    Charity shops dont pay business tax, have cheaper rent,dont pay VAT and the business only has to give 10% of the takings to their chosen charity, on top of that most items are donated and the staff are on low or no pay.
    One charity shop I noticed was selling cotton trousers for two pound more than the new price.

  • Be careful of telemarketing charities. Only 50% of what you give goes to the charity. Also whenever I tell them you do not have a credit card, I usually get an application for one in the mail a few days later. By all means give to a worthwhile charity. anyone who donates is entitled to believe that their donation is put to good use. What about local good causes? I like buying a cake from a charity cake stall as I am getting a better cake than anything from the shops and I helping in the cause. My Mum's church when she lived in Henley-on-Thames would sometimes have bring and buy sales.

  • Be careful of telemarketing charities. Only 50% of what you give goes to the charity. Also if you tell them you do not have a credit card, I usually get an application for one in the mail a few days later. By all means give to a worthwhile charity.


    Easy way to avoid them is to keep the landline phone unplugged and just use your mobile phone to contact people. We have our internet package but keep the landline unplugged, we never get any shitty cold calls as a result. :)

  • or.. get rid of all landline stuff and surf off neighbours wifi lol


    I do .. with permission though.. :)

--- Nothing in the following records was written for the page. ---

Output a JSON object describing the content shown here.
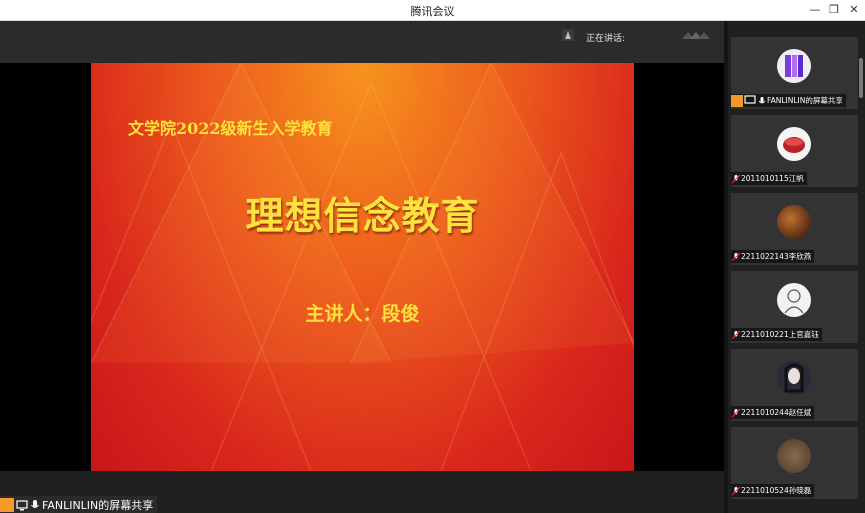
{
  "window": {
    "title": "腾讯会议"
  },
  "topbar": {
    "speaking_label": "正在讲话:"
  },
  "slide": {
    "subtitle": "文学院2022级新生入学教育",
    "title": "理想信念教育",
    "speaker": "主讲人：段俊"
  },
  "share": {
    "label": "FANLINLIN的屏幕共享"
  },
  "participants": [
    {
      "name": "FANLINLIN的屏幕共享",
      "avatar": "purple-logo"
    },
    {
      "name": "2011010115江帆",
      "avatar": "red-cake"
    },
    {
      "name": "2211022143李欣燕",
      "avatar": "dark-orb"
    },
    {
      "name": "2211010221上官嘉钰",
      "avatar": "sketch-figure"
    },
    {
      "name": "2211010244赵任斌",
      "avatar": "dark-portrait"
    },
    {
      "name": "2211010524孙晓磊",
      "avatar": "brown-photo"
    }
  ],
  "colors": {
    "accent": "#f39a2b",
    "slide_text": "#ffe23b"
  }
}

    Easy way to avoid them is to keep the landline phone unplugged and just use your mobile phone to contact people. We have our internet package but keep the landline unplugged, we never get any shitty cold calls as a result. :)